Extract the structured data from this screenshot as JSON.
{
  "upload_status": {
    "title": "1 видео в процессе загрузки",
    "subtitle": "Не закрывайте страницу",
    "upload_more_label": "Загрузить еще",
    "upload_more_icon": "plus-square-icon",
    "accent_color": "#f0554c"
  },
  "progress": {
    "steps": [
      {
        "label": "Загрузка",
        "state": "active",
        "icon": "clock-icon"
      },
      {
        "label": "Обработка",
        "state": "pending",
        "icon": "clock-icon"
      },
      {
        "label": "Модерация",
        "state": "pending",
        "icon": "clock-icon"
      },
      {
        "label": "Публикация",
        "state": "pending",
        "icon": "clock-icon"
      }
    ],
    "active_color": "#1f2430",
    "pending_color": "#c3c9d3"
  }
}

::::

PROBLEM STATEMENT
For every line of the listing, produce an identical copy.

RESPONSE FOR THIS EXERCISE
Extract the structured data from this screenshot as JSON.
{
  "upload_status": {
    "title": "1 видео в процессе загрузки",
    "subtitle": "Не закрывайте страницу",
    "upload_more_label": "Загрузить еще",
    "upload_more_icon": "plus-square-icon",
    "accent_color": "#f0554c"
  },
  "progress": {
    "steps": [
      {
        "label": "Загрузка",
        "state": "active",
        "icon": "clock-icon"
      },
      {
        "label": "Обработка",
        "state": "pending",
        "icon": "clock-icon"
      },
      {
        "label": "Модерация",
        "state": "pending",
        "icon": "clock-icon"
      },
      {
        "label": "Публикация",
        "state": "pending",
        "icon": "clock-icon"
      }
    ],
    "active_color": "#1f2430",
    "pending_color": "#c3c9d3"
  }
}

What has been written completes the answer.